-- EXERCISE OBJECTIVE --
Please output every entry below precisely as written.

-- MATERIAL FOR THIS TASK --
* * * * * * * * *

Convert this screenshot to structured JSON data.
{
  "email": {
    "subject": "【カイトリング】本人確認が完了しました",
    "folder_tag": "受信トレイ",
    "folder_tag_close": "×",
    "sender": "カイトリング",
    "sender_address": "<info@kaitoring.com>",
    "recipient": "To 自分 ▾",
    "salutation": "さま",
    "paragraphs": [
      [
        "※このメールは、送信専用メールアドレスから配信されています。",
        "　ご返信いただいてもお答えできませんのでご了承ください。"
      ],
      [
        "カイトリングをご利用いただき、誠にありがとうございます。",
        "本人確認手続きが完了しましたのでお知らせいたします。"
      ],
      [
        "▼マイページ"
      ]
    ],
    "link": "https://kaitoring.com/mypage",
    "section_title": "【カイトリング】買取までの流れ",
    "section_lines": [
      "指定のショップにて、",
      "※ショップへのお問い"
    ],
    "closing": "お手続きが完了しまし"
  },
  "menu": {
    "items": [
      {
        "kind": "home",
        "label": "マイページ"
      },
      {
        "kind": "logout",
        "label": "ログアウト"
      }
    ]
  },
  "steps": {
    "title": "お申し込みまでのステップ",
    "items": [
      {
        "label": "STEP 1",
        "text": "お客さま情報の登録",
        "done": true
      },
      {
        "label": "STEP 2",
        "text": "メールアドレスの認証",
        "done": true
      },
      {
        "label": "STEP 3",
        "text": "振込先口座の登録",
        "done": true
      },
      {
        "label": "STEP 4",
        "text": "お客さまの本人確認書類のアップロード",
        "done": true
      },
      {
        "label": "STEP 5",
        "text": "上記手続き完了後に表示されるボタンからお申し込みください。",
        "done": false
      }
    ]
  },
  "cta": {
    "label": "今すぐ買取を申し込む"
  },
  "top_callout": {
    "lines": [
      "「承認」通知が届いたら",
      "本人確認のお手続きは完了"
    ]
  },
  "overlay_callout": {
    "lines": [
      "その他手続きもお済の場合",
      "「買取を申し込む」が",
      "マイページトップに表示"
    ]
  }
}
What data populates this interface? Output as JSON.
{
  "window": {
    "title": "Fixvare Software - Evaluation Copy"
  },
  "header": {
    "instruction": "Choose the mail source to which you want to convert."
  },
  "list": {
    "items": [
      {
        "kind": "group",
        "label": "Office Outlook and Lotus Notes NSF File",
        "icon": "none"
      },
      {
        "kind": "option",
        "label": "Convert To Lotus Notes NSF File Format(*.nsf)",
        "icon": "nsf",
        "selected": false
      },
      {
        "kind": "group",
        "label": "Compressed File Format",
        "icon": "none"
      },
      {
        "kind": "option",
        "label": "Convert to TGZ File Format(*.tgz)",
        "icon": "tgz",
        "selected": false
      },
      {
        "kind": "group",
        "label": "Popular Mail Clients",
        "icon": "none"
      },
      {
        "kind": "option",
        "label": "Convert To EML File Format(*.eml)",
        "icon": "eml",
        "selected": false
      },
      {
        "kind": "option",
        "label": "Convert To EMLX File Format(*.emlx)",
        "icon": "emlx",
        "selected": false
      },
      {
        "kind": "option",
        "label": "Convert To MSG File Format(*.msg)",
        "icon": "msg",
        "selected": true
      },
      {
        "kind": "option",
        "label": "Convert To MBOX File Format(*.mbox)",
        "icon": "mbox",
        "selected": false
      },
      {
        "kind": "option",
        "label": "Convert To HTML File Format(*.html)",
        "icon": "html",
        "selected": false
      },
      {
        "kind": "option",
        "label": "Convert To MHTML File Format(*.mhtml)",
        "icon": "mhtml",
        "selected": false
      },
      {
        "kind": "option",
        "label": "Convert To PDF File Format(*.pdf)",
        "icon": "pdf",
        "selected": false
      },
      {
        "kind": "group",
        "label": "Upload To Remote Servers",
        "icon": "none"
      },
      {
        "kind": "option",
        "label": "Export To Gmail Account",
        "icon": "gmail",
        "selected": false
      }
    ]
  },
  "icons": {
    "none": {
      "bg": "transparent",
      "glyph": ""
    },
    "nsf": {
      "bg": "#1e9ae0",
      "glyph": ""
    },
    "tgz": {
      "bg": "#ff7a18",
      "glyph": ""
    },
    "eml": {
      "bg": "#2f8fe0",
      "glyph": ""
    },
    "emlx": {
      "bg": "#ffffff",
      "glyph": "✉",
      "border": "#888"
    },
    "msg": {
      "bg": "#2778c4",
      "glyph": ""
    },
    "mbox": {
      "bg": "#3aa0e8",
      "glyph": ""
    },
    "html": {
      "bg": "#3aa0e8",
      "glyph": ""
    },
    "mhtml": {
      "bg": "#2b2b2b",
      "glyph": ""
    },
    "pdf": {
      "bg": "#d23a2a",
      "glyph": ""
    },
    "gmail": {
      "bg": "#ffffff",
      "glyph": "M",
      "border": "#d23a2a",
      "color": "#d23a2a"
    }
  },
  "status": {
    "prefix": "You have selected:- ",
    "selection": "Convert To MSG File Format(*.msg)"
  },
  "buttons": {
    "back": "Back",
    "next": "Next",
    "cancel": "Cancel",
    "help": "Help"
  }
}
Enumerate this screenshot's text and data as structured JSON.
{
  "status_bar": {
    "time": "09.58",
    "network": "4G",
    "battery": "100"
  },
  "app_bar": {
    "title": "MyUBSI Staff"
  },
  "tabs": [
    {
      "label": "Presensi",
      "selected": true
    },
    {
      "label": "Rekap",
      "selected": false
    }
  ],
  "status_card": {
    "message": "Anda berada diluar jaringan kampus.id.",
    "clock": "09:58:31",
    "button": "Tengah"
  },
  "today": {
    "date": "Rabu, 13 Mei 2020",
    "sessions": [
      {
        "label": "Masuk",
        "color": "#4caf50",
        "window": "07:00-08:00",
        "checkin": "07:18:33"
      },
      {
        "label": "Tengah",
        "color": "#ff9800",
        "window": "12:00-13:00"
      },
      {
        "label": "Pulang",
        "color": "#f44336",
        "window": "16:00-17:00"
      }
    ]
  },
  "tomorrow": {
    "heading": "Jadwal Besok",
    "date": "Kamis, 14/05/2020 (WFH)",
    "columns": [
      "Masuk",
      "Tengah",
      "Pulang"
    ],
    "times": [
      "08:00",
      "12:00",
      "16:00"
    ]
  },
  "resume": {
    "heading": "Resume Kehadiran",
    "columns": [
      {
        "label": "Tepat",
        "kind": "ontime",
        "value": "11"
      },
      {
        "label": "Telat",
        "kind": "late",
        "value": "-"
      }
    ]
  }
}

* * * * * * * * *

-- REPLY --
Convert this screenshot to structured JSON data.
{
  "email": {
    "subject": "【カイトリング】本人確認が完了しました",
    "folder_tag": "受信トレイ",
    "folder_tag_close": "×",
    "sender": "カイトリング",
    "sender_address": "<info@kaitoring.com>",
    "recipient": "To 自分 ▾",
    "salutation": "さま",
    "paragraphs": [
      [
        "※このメールは、送信専用メールアドレスから配信されています。",
        "　ご返信いただいてもお答えできませんのでご了承ください。"
      ],
      [
        "カイトリングをご利用いただき、誠にありがとうございます。",
        "本人確認手続きが完了しましたのでお知らせいたします。"
      ],
      [
        "▼マイページ"
      ]
    ],
    "link": "https://kaitoring.com/mypage",
    "section_title": "【カイトリング】買取までの流れ",
    "section_lines": [
      "指定のショップにて、",
      "※ショップへのお問い"
    ],
    "closing": "お手続きが完了しまし"
  },
  "menu": {
    "items": [
      {
        "kind": "home",
        "label": "マイページ"
      },
      {
        "kind": "logout",
        "label": "ログアウト"
      }
    ]
  },
  "steps": {
    "title": "お申し込みまでのステップ",
    "items": [
      {
        "label": "STEP 1",
        "text": "お客さま情報の登録",
        "done": true
      },
      {
        "label": "STEP 2",
        "text": "メールアドレスの認証",
        "done": true
      },
      {
        "label": "STEP 3",
        "text": "振込先口座の登録",
        "done": true
      },
      {
        "label": "STEP 4",
        "text": "お客さまの本人確認書類のアップロード",
        "done": true
      },
      {
        "label": "STEP 5",
        "text": "上記手続き完了後に表示されるボタンからお申し込みください。",
        "done": false
      }
    ]
  },
  "cta": {
    "label": "今すぐ買取を申し込む"
  },
  "top_callout": {
    "lines": [
      "「承認」通知が届いたら",
      "本人確認のお手続きは完了"
    ]
  },
  "overlay_callout": {
    "lines": [
      "その他手続きもお済の場合",
      "「買取を申し込む」が",
      "マイページトップに表示"
    ]
  }
}
What data populates this interface? Output as JSON.
{
  "window": {
    "title": "Fixvare Software - Evaluation Copy"
  },
  "header": {
    "instruction": "Choose the mail source to which you want to convert."
  },
  "list": {
    "items": [
      {
        "kind": "group",
        "label": "Office Outlook and Lotus Notes NSF File",
        "icon": "none"
      },
      {
        "kind": "option",
        "label": "Convert To Lotus Notes NSF File Format(*.nsf)",
        "icon": "nsf",
        "selected": false
      },
      {
        "kind": "group",
        "label": "Compressed File Format",
        "icon": "none"
      },
      {
        "kind": "option",
        "label": "Convert to TGZ File Format(*.tgz)",
        "icon": "tgz",
        "selected": false
      },
      {
        "kind": "group",
        "label": "Popular Mail Clients",
        "icon": "none"
      },
      {
        "kind": "option",
        "label": "Convert To EML File Format(*.eml)",
        "icon": "eml",
        "selected": false
      },
      {
        "kind": "option",
        "label": "Convert To EMLX File Format(*.emlx)",
        "icon": "emlx",
        "selected": false
      },
      {
        "kind": "option",
        "label": "Convert To MSG File Format(*.msg)",
        "icon": "msg",
        "selected": true
      },
      {
        "kind": "option",
        "label": "Convert To MBOX File Format(*.mbox)",
        "icon": "mbox",
        "selected": false
      },
      {
        "kind": "option",
        "label": "Convert To HTML File Format(*.html)",
        "icon": "html",
        "selected": false
      },
      {
        "kind": "option",
        "label": "Convert To MHTML File Format(*.mhtml)",
        "icon": "mhtml",
        "selected": false
      },
      {
        "kind": "option",
        "label": "Convert To PDF File Format(*.pdf)",
        "icon": "pdf",
        "selected": false
      },
      {
        "kind": "group",
        "label": "Upload To Remote Servers",
        "icon": "none"
      },
      {
        "kind": "option",
        "label": "Export To Gmail Account",
        "icon": "gmail",
        "selected": false
      }
    ]
  },
  "icons": {
    "none": {
      "bg": "transparent",
      "glyph": ""
    },
    "nsf": {
      "bg": "#1e9ae0",
      "glyph": ""
    },
    "tgz": {
      "bg": "#ff7a18",
      "glyph": ""
    },
    "eml": {
      "bg": "#2f8fe0",
      "glyph": ""
    },
    "emlx": {
      "bg": "#ffffff",
      "glyph": "✉",
      "border": "#888"
    },
    "msg": {
      "bg": "#2778c4",
      "glyph": ""
    },
    "mbox": {
      "bg": "#3aa0e8",
      "glyph": ""
    },
    "html": {
      "bg": "#3aa0e8",
      "glyph": ""
    },
    "mhtml": {
      "bg": "#2b2b2b",
      "glyph": ""
    },
    "pdf": {
      "bg": "#d23a2a",
      "glyph": ""
    },
    "gmail": {
      "bg": "#ffffff",
      "glyph": "M",
      "border": "#d23a2a",
      "color": "#d23a2a"
    }
  },
  "status": {
    "prefix": "You have selected:- ",
    "selection": "Convert To MSG File Format(*.msg)"
  },
  "buttons": {
    "back": "Back",
    "next": "Next",
    "cancel": "Cancel",
    "help": "Help"
  }
}
Enumerate this screenshot's text and data as structured JSON.
{
  "status_bar": {
    "time": "09.58",
    "network": "4G",
    "battery": "100"
  },
  "app_bar": {
    "title": "MyUBSI Staff"
  },
  "tabs": [
    {
      "label": "Presensi",
      "selected": true
    },
    {
      "label": "Rekap",
      "selected": false
    }
  ],
  "status_card": {
    "message": "Anda berada diluar jaringan kampus.id.",
    "clock": "09:58:31",
    "button": "Tengah"
  },
  "today": {
    "date": "Rabu, 13 Mei 2020",
    "sessions": [
      {
        "label": "Masuk",
        "color": "#4caf50",
        "window": "07:00-08:00",
        "checkin": "07:18:33"
      },
      {
        "label": "Tengah",
        "color": "#ff9800",
        "window": "12:00-13:00"
      },
      {
        "label": "Pulang",
        "color": "#f44336",
        "window": "16:00-17:00"
      }
    ]
  },
  "tomorrow": {
    "heading": "Jadwal Besok",
    "date": "Kamis, 14/05/2020 (WFH)",
    "columns": [
      "Masuk",
      "Tengah",
      "Pulang"
    ],
    "times": [
      "08:00",
      "12:00",
      "16:00"
    ]
  },
  "resume": {
    "heading": "Resume Kehadiran",
    "columns": [
      {
        "label": "Tepat",
        "kind": "ontime",
        "value": "11"
      },
      {
        "label": "Telat",
        "kind": "late",
        "value": "-"
      }
    ]
  }
}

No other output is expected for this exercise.